◆ EXTRACTED ENTRIES
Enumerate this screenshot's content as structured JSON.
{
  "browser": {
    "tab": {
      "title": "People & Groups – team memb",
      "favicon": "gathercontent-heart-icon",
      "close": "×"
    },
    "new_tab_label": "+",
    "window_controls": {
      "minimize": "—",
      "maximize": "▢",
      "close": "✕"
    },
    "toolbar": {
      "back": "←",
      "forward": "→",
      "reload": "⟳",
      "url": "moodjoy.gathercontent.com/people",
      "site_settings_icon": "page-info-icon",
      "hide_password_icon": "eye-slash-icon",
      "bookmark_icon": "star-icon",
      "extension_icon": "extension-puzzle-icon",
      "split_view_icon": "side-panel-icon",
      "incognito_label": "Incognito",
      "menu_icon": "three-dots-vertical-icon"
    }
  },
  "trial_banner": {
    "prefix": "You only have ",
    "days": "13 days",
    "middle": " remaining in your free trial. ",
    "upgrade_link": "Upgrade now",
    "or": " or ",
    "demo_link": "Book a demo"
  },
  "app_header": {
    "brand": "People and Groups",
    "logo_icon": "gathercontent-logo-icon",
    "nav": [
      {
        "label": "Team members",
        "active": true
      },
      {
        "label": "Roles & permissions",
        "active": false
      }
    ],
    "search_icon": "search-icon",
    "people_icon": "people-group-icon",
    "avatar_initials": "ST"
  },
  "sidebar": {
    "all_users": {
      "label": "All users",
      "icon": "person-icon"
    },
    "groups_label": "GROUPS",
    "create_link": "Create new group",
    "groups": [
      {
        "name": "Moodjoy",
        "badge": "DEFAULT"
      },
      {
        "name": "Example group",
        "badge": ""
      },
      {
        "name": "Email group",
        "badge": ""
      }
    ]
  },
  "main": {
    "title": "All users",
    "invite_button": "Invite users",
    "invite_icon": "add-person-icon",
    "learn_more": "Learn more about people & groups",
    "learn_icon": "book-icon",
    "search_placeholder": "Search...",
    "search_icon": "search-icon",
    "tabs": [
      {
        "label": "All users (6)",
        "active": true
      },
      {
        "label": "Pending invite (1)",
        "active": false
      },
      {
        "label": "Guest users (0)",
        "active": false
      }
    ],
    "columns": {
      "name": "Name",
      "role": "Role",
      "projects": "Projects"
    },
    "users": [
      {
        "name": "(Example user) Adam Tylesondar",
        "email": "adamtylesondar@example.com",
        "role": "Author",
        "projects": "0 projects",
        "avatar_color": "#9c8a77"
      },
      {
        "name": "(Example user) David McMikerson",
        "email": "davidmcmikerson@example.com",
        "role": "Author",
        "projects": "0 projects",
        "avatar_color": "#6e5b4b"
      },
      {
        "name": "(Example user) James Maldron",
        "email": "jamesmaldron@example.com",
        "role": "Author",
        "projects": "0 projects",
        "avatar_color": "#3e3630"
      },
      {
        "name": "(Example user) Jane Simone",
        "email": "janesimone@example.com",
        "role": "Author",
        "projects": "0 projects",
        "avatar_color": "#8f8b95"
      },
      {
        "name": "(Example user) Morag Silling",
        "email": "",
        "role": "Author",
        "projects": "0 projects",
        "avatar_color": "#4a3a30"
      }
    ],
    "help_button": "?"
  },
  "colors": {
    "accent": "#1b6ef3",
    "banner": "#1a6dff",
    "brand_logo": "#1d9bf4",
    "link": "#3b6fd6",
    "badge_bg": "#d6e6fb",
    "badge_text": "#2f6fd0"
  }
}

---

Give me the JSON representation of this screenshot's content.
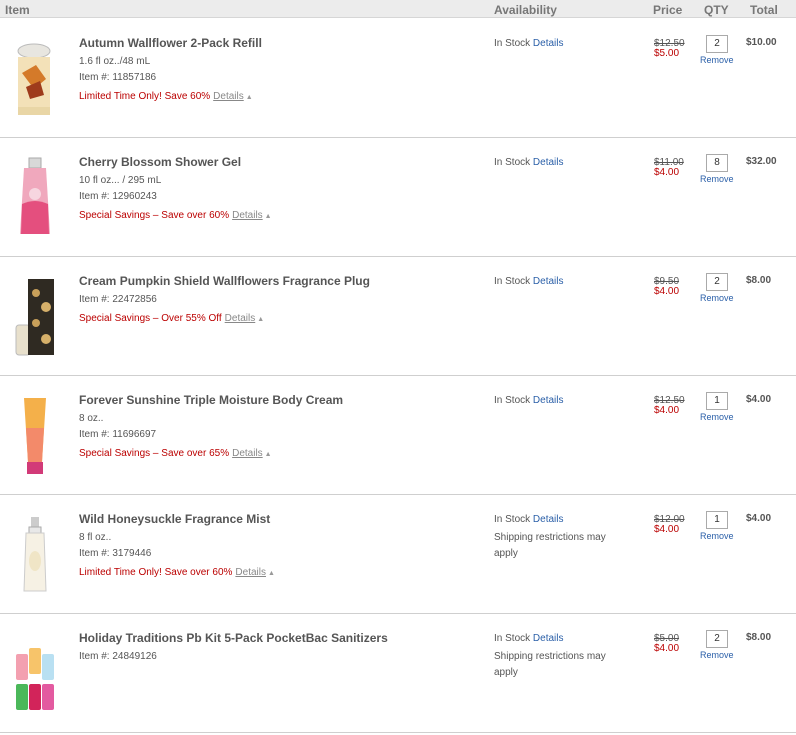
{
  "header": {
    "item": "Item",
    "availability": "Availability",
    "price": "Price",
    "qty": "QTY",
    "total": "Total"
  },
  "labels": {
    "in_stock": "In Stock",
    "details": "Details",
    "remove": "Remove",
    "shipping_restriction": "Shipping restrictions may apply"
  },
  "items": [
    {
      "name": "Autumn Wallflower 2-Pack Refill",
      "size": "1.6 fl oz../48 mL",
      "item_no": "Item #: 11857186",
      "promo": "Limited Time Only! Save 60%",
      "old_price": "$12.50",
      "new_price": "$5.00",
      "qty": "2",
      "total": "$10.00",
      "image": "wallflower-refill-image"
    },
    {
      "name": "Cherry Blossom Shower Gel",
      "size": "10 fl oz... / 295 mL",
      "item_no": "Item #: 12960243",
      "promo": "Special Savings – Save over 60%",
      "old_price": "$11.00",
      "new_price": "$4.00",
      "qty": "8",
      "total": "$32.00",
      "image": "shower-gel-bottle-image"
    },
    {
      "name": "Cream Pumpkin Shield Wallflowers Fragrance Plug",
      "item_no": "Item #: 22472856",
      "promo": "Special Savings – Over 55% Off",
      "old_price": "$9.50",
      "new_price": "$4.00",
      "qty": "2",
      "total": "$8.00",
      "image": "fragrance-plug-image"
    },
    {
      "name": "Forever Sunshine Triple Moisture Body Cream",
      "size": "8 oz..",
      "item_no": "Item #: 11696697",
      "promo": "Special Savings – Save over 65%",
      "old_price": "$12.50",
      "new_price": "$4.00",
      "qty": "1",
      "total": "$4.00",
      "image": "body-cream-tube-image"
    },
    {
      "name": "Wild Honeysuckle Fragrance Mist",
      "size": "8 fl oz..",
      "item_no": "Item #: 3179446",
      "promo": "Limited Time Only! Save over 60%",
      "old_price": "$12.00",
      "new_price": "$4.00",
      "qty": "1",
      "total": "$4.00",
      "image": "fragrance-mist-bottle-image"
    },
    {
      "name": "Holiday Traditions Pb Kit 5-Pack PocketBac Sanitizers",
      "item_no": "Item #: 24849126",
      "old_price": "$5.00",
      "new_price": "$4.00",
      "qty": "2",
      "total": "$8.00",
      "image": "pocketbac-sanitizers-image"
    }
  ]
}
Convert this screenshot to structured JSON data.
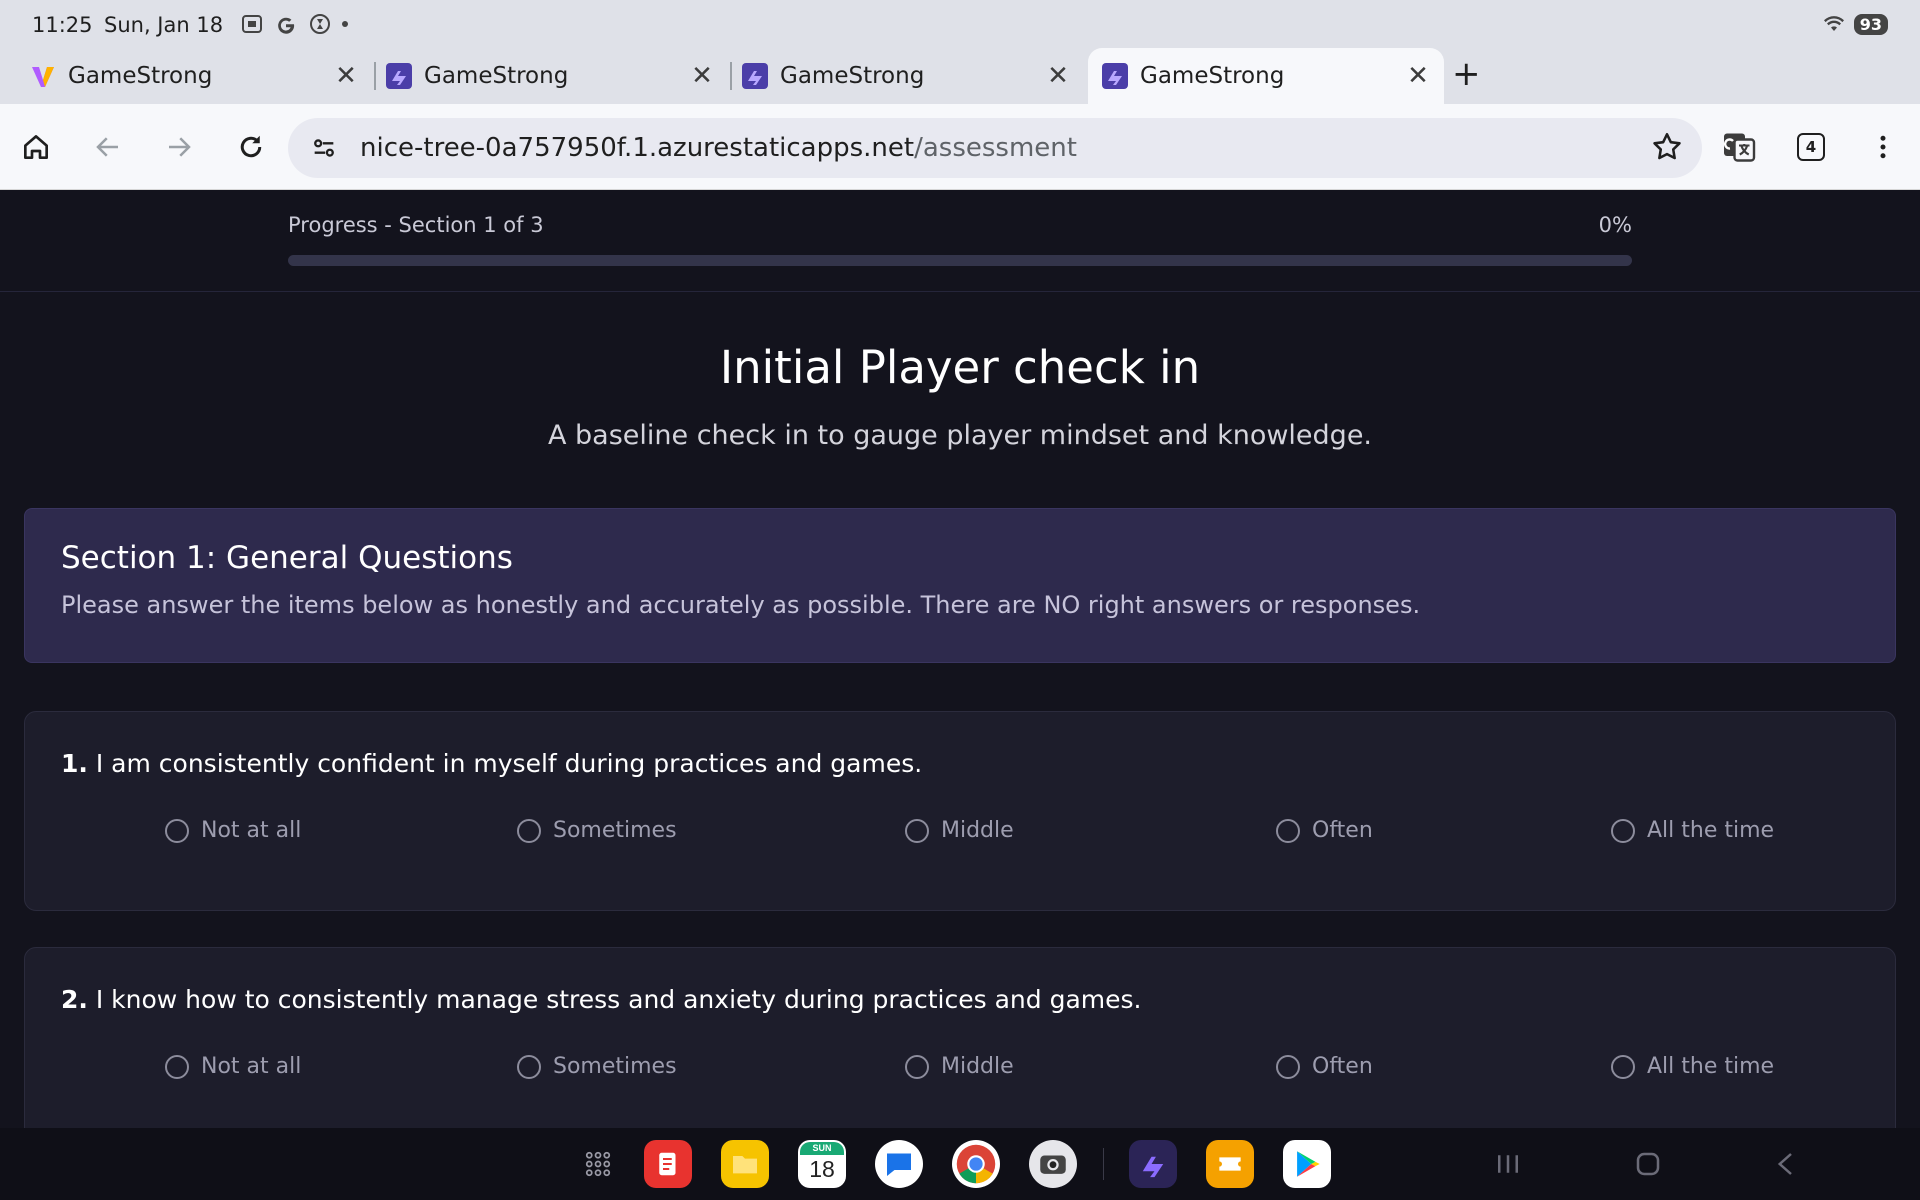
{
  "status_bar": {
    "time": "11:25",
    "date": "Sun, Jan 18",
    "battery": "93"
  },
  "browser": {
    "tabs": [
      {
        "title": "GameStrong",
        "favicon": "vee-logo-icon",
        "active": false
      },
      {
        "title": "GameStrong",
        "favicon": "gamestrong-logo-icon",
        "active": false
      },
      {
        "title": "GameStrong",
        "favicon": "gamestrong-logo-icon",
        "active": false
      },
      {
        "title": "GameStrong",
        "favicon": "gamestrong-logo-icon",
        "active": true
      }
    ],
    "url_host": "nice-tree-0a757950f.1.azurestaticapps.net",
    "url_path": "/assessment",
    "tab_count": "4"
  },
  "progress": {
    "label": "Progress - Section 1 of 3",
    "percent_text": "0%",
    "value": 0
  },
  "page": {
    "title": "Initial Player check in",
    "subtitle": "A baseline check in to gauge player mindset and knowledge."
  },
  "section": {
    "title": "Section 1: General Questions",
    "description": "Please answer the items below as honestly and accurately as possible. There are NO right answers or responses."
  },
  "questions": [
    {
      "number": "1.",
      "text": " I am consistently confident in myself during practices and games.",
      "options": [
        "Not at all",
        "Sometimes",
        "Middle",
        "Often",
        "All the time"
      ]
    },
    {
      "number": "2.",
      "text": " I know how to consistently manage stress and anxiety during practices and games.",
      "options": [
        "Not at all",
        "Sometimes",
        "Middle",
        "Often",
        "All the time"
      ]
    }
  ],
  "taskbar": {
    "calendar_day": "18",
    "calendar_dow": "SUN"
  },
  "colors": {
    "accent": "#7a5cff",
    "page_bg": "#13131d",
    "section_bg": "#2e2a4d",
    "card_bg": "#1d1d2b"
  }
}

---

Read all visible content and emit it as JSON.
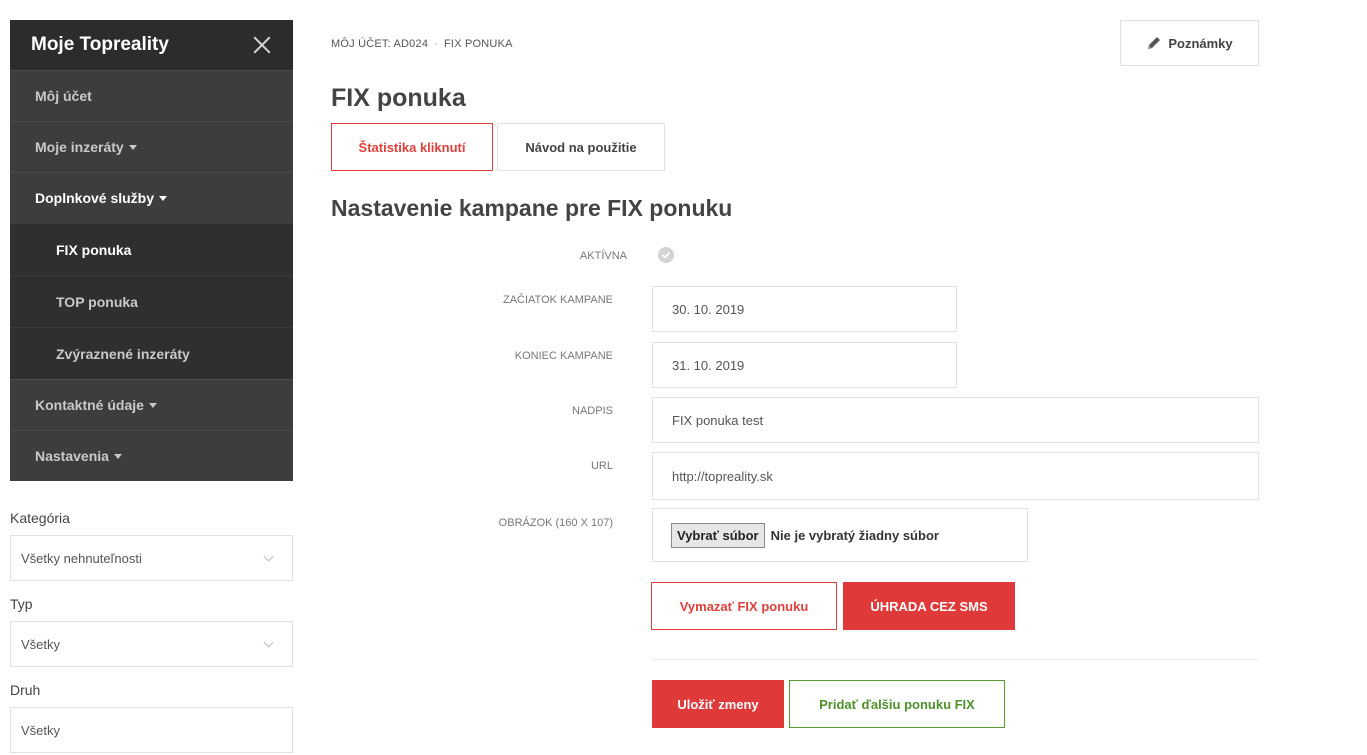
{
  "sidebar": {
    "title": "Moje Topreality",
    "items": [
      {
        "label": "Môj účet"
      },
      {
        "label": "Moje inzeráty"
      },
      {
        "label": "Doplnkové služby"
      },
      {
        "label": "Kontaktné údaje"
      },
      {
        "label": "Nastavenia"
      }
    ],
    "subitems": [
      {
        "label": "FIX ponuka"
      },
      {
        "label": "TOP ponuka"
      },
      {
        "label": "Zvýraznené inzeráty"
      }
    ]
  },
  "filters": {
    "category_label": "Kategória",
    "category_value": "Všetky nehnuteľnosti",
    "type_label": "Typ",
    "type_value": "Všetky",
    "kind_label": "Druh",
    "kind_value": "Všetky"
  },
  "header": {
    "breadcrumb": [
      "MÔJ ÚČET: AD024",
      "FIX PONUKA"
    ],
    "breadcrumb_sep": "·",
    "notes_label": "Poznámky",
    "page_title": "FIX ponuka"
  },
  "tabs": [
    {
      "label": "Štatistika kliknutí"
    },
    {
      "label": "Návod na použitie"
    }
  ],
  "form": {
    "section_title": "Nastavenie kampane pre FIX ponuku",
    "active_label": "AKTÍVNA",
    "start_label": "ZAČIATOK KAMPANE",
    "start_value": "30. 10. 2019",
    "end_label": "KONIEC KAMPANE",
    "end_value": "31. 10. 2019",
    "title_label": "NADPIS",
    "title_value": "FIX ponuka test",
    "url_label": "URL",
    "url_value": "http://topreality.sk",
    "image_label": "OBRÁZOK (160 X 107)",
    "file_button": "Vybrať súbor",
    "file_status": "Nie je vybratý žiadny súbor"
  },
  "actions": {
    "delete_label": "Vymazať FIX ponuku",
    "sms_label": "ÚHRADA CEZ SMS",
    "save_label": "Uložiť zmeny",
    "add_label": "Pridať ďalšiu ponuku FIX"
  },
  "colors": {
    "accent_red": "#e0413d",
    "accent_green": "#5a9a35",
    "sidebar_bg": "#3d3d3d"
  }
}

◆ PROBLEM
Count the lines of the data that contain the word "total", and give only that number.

◆ TASK RESULT
7